We report results of our European VLBI Network observations towards M 87 jet at 1.6 GHz in order to study the velocity field. We revealed continuous jet up to 500 mas from the core and HST-1 component. We have not detected any proper motion for the components within first 160 mas from the core and significant superluminal motions from 2.5 to 3.5 c for the HST-1 components. Those are in good agreement with previous observations. We derived proper motions for the components about 160 to 500 mas from the core. Interestingly, the measured proper motions are faster than that of the inner components and slower than that of HST-1 components. It may suggest the possible acceleration region for superluminal features of M 87 jet.
The first dedicated space-VLBI project, the VLBI Space Observatory Programme (VSOP), commenced with the successful launch of radio-astronomical satellite HALCA in 1997. Plans for a second generation space-VLBI project have been made by a working group over a number of years. This project, VSOP-2, has now been approved by Japan's space agency, JAXA, as the ASTRO-G project. It is planned for the spacecraft to observe in the 8, 22 and 43 GHz bands with cooled receivers for the two higher bands, which include important maser lines. It will have a maximum angular resolution at 43 GHz (7 mm) of about 40 micro-arcseconds. Although the VSOP project mainly observed continuum emission from active galactic nuclei (AGN), VSOP-2/ASTRO-G is expected to enable a variety of high angular resolution maser line observations.
Porous Pd42.5Cu30Ni7.5P20 bulk glassy alloy rods with porosities up to 71% were successfully prepared by water quenching in a 15 MPa hydrogen atmosphere, followed by heat treatment in a supercooled liquid state. Pores with sizes up to 80 μm were homogeneously distributed over the whole cross-sectional area. Under compressive deformation, the porous alloys with porosities exceeding 41% did not show macroscopic fracture in a wide compressive strain range up to 0.6. Mechanical tests with porous alloy rods whose pores are anisotropically oriented indicate that the plasticity of the porous alloy is strongly affected by stress concentration factor.

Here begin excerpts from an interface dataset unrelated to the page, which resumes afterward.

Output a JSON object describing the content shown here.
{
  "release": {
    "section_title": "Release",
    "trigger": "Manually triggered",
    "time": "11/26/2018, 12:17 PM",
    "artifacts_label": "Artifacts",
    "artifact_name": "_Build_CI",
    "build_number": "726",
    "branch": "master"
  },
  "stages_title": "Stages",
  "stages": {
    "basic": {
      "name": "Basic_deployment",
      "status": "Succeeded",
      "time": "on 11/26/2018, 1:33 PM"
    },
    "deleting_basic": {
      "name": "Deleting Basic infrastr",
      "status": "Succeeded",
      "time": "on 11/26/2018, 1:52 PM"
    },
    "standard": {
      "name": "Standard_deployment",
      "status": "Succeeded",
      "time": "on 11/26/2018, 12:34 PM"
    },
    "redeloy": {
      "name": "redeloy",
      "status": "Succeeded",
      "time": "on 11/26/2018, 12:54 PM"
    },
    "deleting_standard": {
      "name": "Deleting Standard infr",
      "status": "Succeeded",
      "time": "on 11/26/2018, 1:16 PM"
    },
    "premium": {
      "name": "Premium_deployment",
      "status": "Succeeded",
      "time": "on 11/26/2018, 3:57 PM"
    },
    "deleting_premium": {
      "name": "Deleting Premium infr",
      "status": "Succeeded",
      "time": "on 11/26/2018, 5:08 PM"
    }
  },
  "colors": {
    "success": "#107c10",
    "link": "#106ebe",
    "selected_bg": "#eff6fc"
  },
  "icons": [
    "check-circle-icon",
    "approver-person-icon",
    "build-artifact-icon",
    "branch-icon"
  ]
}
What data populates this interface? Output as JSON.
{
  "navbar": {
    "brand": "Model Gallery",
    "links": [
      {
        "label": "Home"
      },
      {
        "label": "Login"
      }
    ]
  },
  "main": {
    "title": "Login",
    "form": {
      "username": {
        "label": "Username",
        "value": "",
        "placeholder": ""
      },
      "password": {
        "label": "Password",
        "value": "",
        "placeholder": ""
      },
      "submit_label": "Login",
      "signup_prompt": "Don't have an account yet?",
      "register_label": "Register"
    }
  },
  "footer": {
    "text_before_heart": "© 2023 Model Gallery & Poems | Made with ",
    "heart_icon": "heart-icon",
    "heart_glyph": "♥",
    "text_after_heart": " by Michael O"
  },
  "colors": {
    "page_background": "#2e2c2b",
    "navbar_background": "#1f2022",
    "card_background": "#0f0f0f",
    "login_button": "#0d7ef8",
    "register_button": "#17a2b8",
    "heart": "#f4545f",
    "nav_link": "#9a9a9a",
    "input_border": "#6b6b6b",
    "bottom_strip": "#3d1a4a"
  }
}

High-energy protons are generated by focusing an ultrashort pulsed
high intensity laser at the Advanced Photon Research Center, JAERI-Kansai
onto thin (thickness <10 μm) Tantalum targets. The laser
intensities are about 4 × 1018 W/cm2. The
prepulse level of the laser pulse is measured with combination of a PIN
photo diode and a cross correlator and is less than 10−6.
A quarter-wave plate is installed into the laser beam line to create
circularly polarized pulses. Collimated high energy protons are observed
with CH coated Tantalum targets irradiated with the circularly polarized
laser pulses. The beam divergence of the generated proton beam is measured
with a CR-39 track detector and is about 6 mrad.